DESCRIPTION OF THE TASK: From the listing below, extract each entry exactly as written, minus the images.

*** Begin section ***

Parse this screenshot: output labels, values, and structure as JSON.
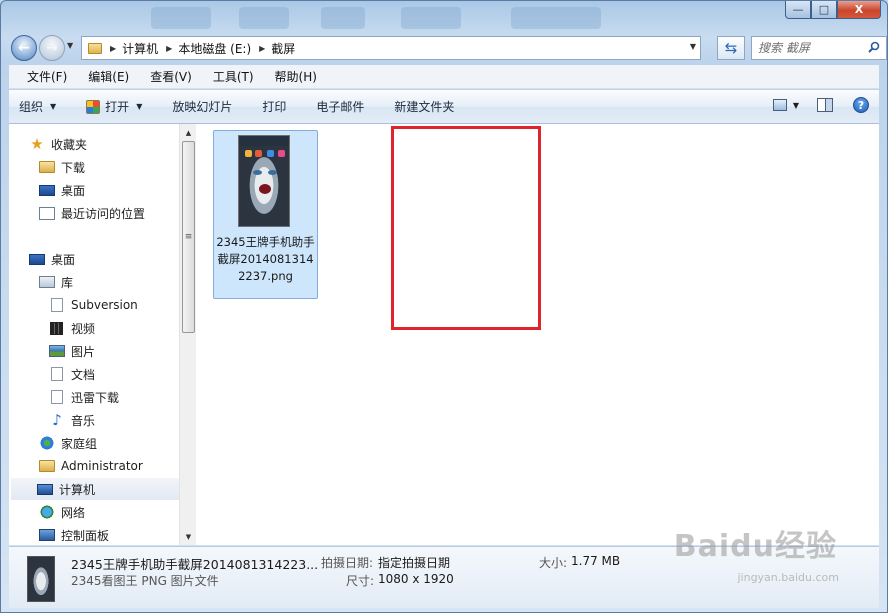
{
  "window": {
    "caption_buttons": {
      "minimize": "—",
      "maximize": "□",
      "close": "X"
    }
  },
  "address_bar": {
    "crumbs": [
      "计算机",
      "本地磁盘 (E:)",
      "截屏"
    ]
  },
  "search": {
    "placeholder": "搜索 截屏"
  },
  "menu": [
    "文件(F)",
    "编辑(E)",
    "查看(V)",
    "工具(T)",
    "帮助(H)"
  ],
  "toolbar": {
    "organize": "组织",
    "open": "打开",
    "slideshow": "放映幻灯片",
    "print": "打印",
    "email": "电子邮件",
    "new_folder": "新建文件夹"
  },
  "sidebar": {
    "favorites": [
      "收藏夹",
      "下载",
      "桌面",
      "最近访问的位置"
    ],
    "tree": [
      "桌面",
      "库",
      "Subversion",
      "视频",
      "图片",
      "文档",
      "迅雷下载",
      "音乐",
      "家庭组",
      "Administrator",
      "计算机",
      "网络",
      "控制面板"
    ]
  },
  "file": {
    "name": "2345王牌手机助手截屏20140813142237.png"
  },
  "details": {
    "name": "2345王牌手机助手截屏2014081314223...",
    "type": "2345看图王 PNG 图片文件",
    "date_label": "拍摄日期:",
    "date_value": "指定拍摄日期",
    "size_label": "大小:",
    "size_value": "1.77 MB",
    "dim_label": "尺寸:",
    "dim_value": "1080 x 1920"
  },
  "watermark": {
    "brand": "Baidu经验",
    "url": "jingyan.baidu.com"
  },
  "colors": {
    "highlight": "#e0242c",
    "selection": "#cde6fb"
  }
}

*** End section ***

TASK RESPONSE:
Parse this screenshot: output labels, values, and structure as JSON.
{
  "window": {
    "caption_buttons": {
      "minimize": "—",
      "maximize": "□",
      "close": "X"
    }
  },
  "address_bar": {
    "crumbs": [
      "计算机",
      "本地磁盘 (E:)",
      "截屏"
    ]
  },
  "search": {
    "placeholder": "搜索 截屏"
  },
  "menu": [
    "文件(F)",
    "编辑(E)",
    "查看(V)",
    "工具(T)",
    "帮助(H)"
  ],
  "toolbar": {
    "organize": "组织",
    "open": "打开",
    "slideshow": "放映幻灯片",
    "print": "打印",
    "email": "电子邮件",
    "new_folder": "新建文件夹"
  },
  "sidebar": {
    "favorites": [
      "收藏夹",
      "下载",
      "桌面",
      "最近访问的位置"
    ],
    "tree": [
      "桌面",
      "库",
      "Subversion",
      "视频",
      "图片",
      "文档",
      "迅雷下载",
      "音乐",
      "家庭组",
      "Administrator",
      "计算机",
      "网络",
      "控制面板"
    ]
  },
  "file": {
    "name": "2345王牌手机助手截屏20140813142237.png"
  },
  "details": {
    "name": "2345王牌手机助手截屏2014081314223...",
    "type": "2345看图王 PNG 图片文件",
    "date_label": "拍摄日期:",
    "date_value": "指定拍摄日期",
    "size_label": "大小:",
    "size_value": "1.77 MB",
    "dim_label": "尺寸:",
    "dim_value": "1080 x 1920"
  },
  "watermark": {
    "brand": "Baidu经验",
    "url": "jingyan.baidu.com"
  },
  "colors": {
    "highlight": "#e0242c",
    "selection": "#cde6fb"
  }
}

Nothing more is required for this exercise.